By Monidipa Fouzder >>

Stressed and overworked Crown Prosecution Staff are in danger of burnout if courts list too many cases quickly to clear the justice backlog, the director of public prosecutions has warned.

The lord chancellor has announced that there will be no cap on judicial sitting days and Crown courts have been authorised to work at ‘full throttle’ to their maximum capacity.

Appearing before the Commons justice select committee yesterday, Max Hill QC said prosecutors were individually dealing with a 20%-80% uplift of so-called ‘live’ cases compared with February 2020.

He said: ‘I worry about the fatigue that they bear. We need to look after our own staff. It’s testament to their determination and extraordinary hard work that we have done as well as we have under Covid.’

The DPP paid tribute to ‘fearless’ trade union colleagues who have been ensuring the CPS looks after staff as a priority. ‘If we let go of that, then I do fear burnout, and I do fear the task of bearing down on the overall case backlog as well as the problems in the prosecution of rape will lead to undue fatigue. I think it’s right that I sound that warning.’

Asked about measures to tackle the backlog, Hill said: ‘With an increase in sitting days and some physical increase in Crown court capacity, we must bear in mind the sheer effort it takes to lift a case from computer to court. What that means in the CPS is a paralegal officer will have the task, often at short notice, of preparing bundles for the court, material that has to be ready for presentation to the jury, alongside playing their part in trial preparation [and] victim and witness liaison…

‘If you move too quickly by increasing the number of cases listed, you’re going to create a problem of fatigue on the part of the CPS by the people who then have to support those cases.
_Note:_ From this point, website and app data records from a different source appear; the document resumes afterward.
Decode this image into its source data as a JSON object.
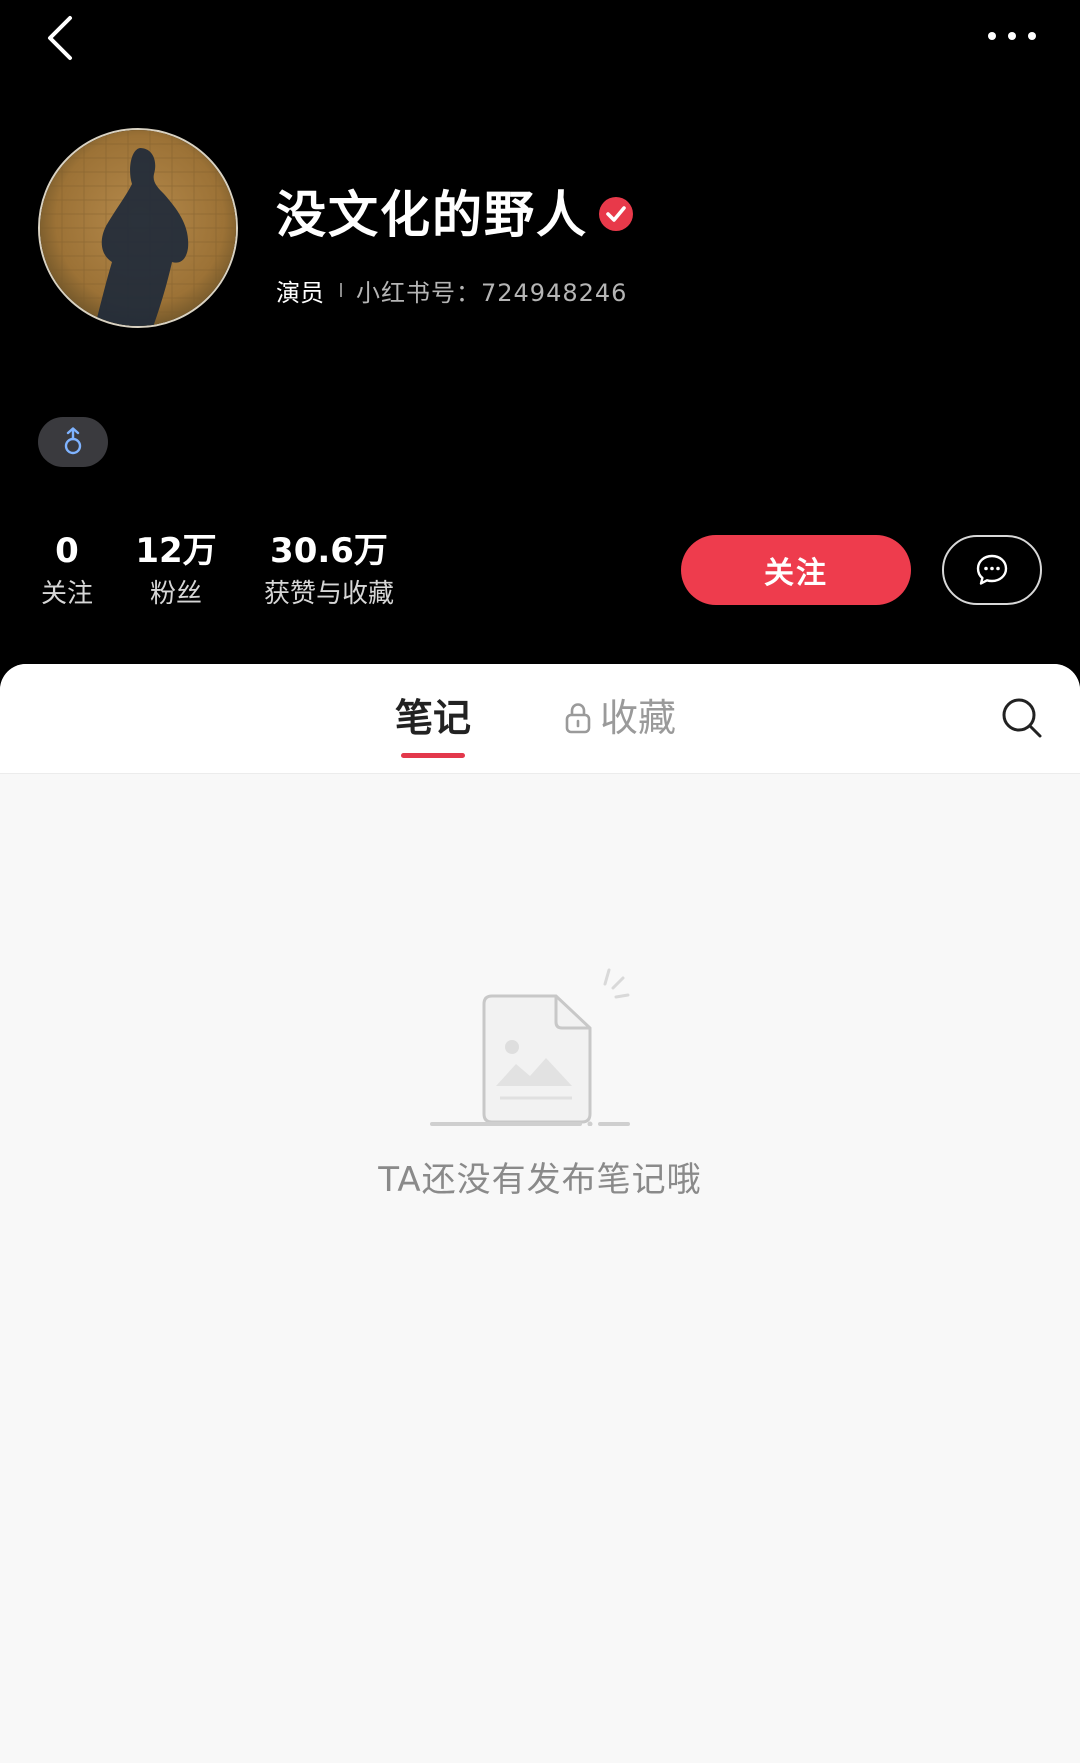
{
  "profile": {
    "username": "没文化的野人",
    "occupation": "演员",
    "red_id": "小红书号：724948246",
    "gender_icon": "male-symbol-icon"
  },
  "stats": {
    "following_count": "0",
    "following_label": "关注",
    "fans_count": "12万",
    "fans_label": "粉丝",
    "likes_count": "30.6万",
    "likes_label": "获赞与收藏"
  },
  "actions": {
    "follow_label": "关注"
  },
  "tabs": {
    "notes": "笔记",
    "collect": "收藏",
    "active": "notes"
  },
  "empty_state": {
    "message": "TA还没有发布笔记哦"
  },
  "colors": {
    "accent": "#ee3c4d",
    "verified": "#e8394a",
    "header_bg": "#000000",
    "content_bg": "#f8f8f8"
  }
}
It’s already really intensive work, supporting a live caseload which is half as big again as it was last year. That can be compounded by listing lots and lots of cases very quickly.

‘We are determined to play our part here but I’m just calling for very careful conversation about how to triage these cases, how to prioritise them, and try to work our way through.’

(Courtesy: The Law Society Gazette)